%%

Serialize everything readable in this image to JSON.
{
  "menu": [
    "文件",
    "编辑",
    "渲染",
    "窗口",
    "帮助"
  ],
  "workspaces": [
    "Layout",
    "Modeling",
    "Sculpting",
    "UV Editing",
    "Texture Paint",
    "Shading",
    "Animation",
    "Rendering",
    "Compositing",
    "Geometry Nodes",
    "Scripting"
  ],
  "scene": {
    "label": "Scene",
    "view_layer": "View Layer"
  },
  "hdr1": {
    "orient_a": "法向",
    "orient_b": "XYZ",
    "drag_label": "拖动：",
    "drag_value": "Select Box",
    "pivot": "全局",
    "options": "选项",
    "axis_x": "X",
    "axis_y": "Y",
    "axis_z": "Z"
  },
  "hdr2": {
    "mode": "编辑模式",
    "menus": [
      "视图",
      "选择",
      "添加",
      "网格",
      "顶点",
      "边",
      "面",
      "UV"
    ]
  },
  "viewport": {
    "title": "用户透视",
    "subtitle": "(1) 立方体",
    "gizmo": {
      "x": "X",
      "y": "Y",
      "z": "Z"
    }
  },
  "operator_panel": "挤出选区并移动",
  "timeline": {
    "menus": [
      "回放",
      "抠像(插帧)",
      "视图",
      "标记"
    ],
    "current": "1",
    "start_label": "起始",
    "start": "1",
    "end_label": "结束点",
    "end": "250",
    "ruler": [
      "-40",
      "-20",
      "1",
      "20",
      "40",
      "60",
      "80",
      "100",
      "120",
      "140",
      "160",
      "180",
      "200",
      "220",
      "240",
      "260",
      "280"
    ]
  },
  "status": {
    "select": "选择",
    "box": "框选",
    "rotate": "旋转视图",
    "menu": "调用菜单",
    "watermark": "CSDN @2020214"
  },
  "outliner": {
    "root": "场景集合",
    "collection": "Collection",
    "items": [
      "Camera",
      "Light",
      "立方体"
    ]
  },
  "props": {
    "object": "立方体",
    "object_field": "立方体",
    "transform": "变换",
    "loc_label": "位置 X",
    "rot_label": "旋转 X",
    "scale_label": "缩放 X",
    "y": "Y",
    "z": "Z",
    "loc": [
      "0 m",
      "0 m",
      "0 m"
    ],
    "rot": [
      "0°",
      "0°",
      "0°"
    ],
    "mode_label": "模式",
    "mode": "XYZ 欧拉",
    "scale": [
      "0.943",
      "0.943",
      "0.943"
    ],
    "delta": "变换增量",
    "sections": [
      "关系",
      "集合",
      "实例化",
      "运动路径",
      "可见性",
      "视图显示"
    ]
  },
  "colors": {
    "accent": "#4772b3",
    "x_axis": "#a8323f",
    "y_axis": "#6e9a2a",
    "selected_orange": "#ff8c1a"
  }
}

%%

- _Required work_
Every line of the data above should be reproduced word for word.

- _Finished exercise_
Serialize everything readable in this image to JSON.
{
  "menu": [
    "文件",
    "编辑",
    "渲染",
    "窗口",
    "帮助"
  ],
  "workspaces": [
    "Layout",
    "Modeling",
    "Sculpting",
    "UV Editing",
    "Texture Paint",
    "Shading",
    "Animation",
    "Rendering",
    "Compositing",
    "Geometry Nodes",
    "Scripting"
  ],
  "scene": {
    "label": "Scene",
    "view_layer": "View Layer"
  },
  "hdr1": {
    "orient_a": "法向",
    "orient_b": "XYZ",
    "drag_label": "拖动：",
    "drag_value": "Select Box",
    "pivot": "全局",
    "options": "选项",
    "axis_x": "X",
    "axis_y": "Y",
    "axis_z": "Z"
  },
  "hdr2": {
    "mode": "编辑模式",
    "menus": [
      "视图",
      "选择",
      "添加",
      "网格",
      "顶点",
      "边",
      "面",
      "UV"
    ]
  },
  "viewport": {
    "title": "用户透视",
    "subtitle": "(1) 立方体",
    "gizmo": {
      "x": "X",
      "y": "Y",
      "z": "Z"
    }
  },
  "operator_panel": "挤出选区并移动",
  "timeline": {
    "menus": [
      "回放",
      "抠像(插帧)",
      "视图",
      "标记"
    ],
    "current": "1",
    "start_label": "起始",
    "start": "1",
    "end_label": "结束点",
    "end": "250",
    "ruler": [
      "-40",
      "-20",
      "1",
      "20",
      "40",
      "60",
      "80",
      "100",
      "120",
      "140",
      "160",
      "180",
      "200",
      "220",
      "240",
      "260",
      "280"
    ]
  },
  "status": {
    "select": "选择",
    "box": "框选",
    "rotate": "旋转视图",
    "menu": "调用菜单",
    "watermark": "CSDN @2020214"
  },
  "outliner": {
    "root": "场景集合",
    "collection": "Collection",
    "items": [
      "Camera",
      "Light",
      "立方体"
    ]
  },
  "props": {
    "object": "立方体",
    "object_field": "立方体",
    "transform": "变换",
    "loc_label": "位置 X",
    "rot_label": "旋转 X",
    "scale_label": "缩放 X",
    "y": "Y",
    "z": "Z",
    "loc": [
      "0 m",
      "0 m",
      "0 m"
    ],
    "rot": [
      "0°",
      "0°",
      "0°"
    ],
    "mode_label": "模式",
    "mode": "XYZ 欧拉",
    "scale": [
      "0.943",
      "0.943",
      "0.943"
    ],
    "delta": "变换增量",
    "sections": [
      "关系",
      "集合",
      "实例化",
      "运动路径",
      "可见性",
      "视图显示"
    ]
  },
  "colors": {
    "accent": "#4772b3",
    "x_axis": "#a8323f",
    "y_axis": "#6e9a2a",
    "selected_orange": "#ff8c1a"
  }
}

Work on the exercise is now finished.